Michael Campbell, who had not played in the first Presidents Cup
and subsequently decided not to play this week either, abstained
from voting. The nine others cast their ballots against Graham.
That night any chance that the decision could be reversed was
undone by Parry's revelation to Graham. "I about dropped the
phone," Graham says. "I honestly had no inkling that there was a
problem. I said, 'I'm dumbfounded. Do you have any idea how much
work I've done?'"
On Tuesday morning the word was out that Graham knew. "I was
horrified that Craig had leaked it to David," says Chalmers. "I
told him I thought it was extremely ill-advised. Craig said,
'Look, he's a mate of mine.
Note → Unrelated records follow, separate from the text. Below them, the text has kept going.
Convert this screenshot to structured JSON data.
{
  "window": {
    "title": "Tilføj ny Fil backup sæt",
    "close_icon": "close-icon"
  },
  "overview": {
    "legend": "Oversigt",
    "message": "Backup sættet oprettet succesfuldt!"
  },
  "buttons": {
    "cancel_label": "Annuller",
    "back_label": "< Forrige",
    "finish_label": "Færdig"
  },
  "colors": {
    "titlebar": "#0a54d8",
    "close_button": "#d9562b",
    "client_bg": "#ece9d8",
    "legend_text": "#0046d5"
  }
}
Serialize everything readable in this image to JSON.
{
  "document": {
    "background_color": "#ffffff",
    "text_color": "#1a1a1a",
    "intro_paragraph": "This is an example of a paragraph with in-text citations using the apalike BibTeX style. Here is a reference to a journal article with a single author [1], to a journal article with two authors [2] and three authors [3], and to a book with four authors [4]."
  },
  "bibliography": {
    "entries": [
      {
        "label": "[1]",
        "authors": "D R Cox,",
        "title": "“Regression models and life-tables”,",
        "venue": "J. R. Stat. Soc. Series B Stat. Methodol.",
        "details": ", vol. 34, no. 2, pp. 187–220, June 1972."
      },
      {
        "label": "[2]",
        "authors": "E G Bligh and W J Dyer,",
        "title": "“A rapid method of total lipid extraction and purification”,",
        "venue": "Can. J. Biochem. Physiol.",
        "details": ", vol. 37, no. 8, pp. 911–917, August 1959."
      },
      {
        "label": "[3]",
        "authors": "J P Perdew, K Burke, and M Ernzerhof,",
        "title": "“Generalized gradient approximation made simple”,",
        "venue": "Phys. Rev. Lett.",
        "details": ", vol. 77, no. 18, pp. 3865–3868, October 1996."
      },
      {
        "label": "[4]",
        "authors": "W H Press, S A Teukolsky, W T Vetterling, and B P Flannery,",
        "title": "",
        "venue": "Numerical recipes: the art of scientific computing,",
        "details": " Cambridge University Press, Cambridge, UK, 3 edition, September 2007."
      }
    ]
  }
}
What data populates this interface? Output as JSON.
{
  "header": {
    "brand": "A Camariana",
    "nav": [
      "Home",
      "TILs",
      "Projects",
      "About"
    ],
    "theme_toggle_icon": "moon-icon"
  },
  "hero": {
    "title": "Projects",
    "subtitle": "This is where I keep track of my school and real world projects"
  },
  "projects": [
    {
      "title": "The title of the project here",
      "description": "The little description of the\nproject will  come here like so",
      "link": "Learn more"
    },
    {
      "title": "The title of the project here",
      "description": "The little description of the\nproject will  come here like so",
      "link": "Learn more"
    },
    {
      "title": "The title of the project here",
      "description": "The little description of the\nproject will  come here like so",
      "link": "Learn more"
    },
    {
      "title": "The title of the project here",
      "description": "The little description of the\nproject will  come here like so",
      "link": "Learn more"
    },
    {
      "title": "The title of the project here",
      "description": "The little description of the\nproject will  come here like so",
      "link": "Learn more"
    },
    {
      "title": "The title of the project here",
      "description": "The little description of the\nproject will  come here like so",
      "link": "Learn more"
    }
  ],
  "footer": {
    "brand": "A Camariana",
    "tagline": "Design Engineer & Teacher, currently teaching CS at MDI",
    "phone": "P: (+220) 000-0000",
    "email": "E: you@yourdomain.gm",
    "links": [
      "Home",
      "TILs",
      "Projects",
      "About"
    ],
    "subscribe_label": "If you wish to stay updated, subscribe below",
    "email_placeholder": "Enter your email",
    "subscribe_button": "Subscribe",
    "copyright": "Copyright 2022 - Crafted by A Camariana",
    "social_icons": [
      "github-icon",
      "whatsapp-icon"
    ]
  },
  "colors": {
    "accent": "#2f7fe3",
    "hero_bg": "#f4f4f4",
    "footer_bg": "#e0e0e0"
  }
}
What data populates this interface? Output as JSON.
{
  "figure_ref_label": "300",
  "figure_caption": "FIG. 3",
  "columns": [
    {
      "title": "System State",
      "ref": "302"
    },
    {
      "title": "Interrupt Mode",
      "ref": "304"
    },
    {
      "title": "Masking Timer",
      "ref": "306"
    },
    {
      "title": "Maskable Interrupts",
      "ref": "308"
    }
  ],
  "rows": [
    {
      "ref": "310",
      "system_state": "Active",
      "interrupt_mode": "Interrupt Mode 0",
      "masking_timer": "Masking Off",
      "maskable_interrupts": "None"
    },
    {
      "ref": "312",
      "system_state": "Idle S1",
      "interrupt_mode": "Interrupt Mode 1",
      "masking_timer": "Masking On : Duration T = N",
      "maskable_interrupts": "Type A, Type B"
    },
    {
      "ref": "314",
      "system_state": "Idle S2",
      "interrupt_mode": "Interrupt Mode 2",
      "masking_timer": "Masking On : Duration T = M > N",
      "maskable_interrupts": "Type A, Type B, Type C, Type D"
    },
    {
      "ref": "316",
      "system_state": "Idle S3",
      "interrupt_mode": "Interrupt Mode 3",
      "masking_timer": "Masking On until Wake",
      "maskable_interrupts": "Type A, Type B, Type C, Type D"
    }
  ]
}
I had to level with him.'"
Later that day Allan, Chalmers and Bodney called Graham. "It was
the worst conversation of my life," says Chalmers. "He basically
refused to accept it."
"I was not answerable to them," says Graham. "I told them I
would resign only when Tim Finchem asked me to."
When Finchem arrived, he spent part of the day talking to the
players one-on-one, only to come to the depressing realization
that the deal had been done. "I didn't try to change their
minds," says Finchem. "When I got to the British Open, this
decision had been made. It had been communicated to David.
Trying to force-feed something else was not in my province of
authority and probably was unworkable. I feel responsible in
many ways for what happened. We knew the eligible players on the
International side some time ago, and we probably should have
gotten them in a room somewhere and hashed out any problems."
That evening the commissioner called Graham and got his
resignation. "Tim was furious," says Graham, "but he said,
'David, I have no choice.' I understood. If it came down to
David Graham or the survival of the Presidents Cup, I was the
A subsequent meeting on Wednesday was attended by the same
players as Monday's as well as team members Vijay Singh and
Peter Senior. There was little discussion about Graham. The
issue now was getting a new captain. Thomson, who had been asked
by Allan to consider taking the job, came into the room. He told
the players how disappointed he was by their actions and
concluded by saying, "Each one of you will have to live with
your decision." But he said he was honored to have been asked to
be captain and would decide in a few days.
The final act was the official announcement of Graham's
resignation. According to Parry several players wanted to
release a statement that said Graham had decided that his
commitments to the Senior tour and golf course architecture had
made it impossible for him to continue. But the tour officials
were against such a strategy. The word was out, and Graham might
not play along. "If we had said David is resigning because of
the Senior tour and the real story had gotten out, it would have
been the worst possible nightmare," says Chalmers. "So we just
decided to bite the bullet. As a result it was probably the most
factual and honest press release in the history of the sport."
Graham, however, regrets that he was not given the opportunity
to go out more gracefully. "I wish I had been paid the courtesy
of saying it was my choice," he says. "If Tim could have talked
the players out of what they did, I would have considered
continuing, though I would have certainly canceled the captain's
"I can't understand where it all went wrong. If at any point the
entire team had gotten up and said, 'We hate David Graham,' I
would have said, 'O.K., guys, sorry. I'm out of here.' I mean,
David Graham didn't become an a------ eight weeks before the
Presidents Cup. These players had a year and 10 months to figure
out that David Graham is an a------."
"I think Greg is the instigator, but I can't prove it."
"It wasn't until they got in that room...that they realized they thought the same thing."